Romantic accounts say that Elizabeth was discovered with her head resting on a Bible which her father had given her during their last meeting. It was this story that the Victorian artist Cope recorded in his picture “The Royal Prisoners.” The picture in this blog was accessed from http://www.bbc.co.uk/arts/yourpaintings/paintings/the-royal-prisoners-16672 (14th July 2015 at 20:01). In the image Prince Henry and a guard discover the dead princess with her head on the open Bible and a miniature of her father in her hands. Her learning is signified by the books around her and her love of music in the lute that is also pictured. The open bird-cage is symbolic of the flight of Elizabeth’s soul. Henry’s hands are clutched in those of the guard who has dropped his still smouldering pipe. Parliament quickly buried the princess in the parish church of Newport in a largely unmarked grave. She was rediscovered in 1793 during building works and was reburied with a plaque to mark her resting place. Prince Henry was finally released into the care of his family in 1652.
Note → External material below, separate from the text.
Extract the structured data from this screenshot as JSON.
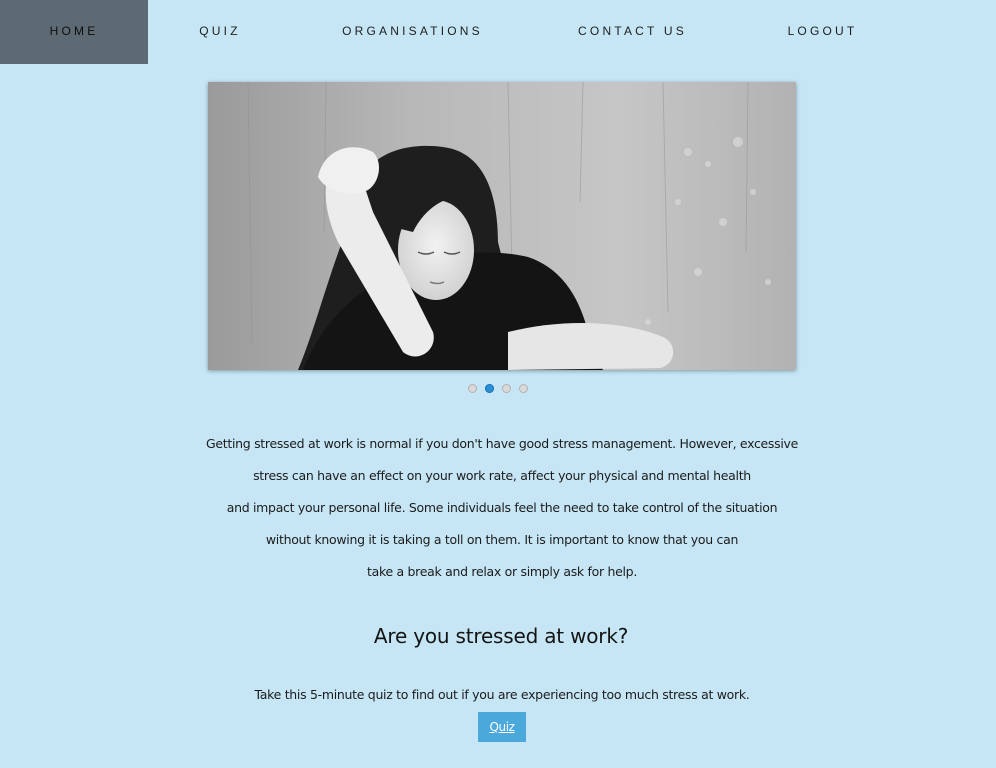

That might have been the end of it but in the next century Queen Victoria was horrified to discover that her distant relation had not received a burial befitting to a princess. The princess was disinterred from her resting place in St Thomas’s Church and a suitable monument erected. Whilst building work was being completed the mortal remains of the princess were kept in a locked shed. A local Doctor- Ernest Wilkins- decided that the skeleton should be examined in the interests of science. He deduced that the princess suffered from rickets and having made his research departed from the shed with a rib and some of the princess’ hair which shortly, to the horror of the citizens of Newport, found themselves on public display in a curio shop owned by a certain Mr. Ledicot according to the June edition of The Isle of Wight Life.
Ledicot refused to remove them from public display despite a deputation asking him to think of propriety. He changed his mind rather rapidly when he received a visit from a distinctly unamused Queen Victoria and Princess Beatrice who took the grisly artefacts no doubt amid much bowing and scraping. The rib was returned to Elizabeth’s grave but Victoria kept Elizabeth’s faded locks of hair, which can be seen in the Carisbrook Castle museum.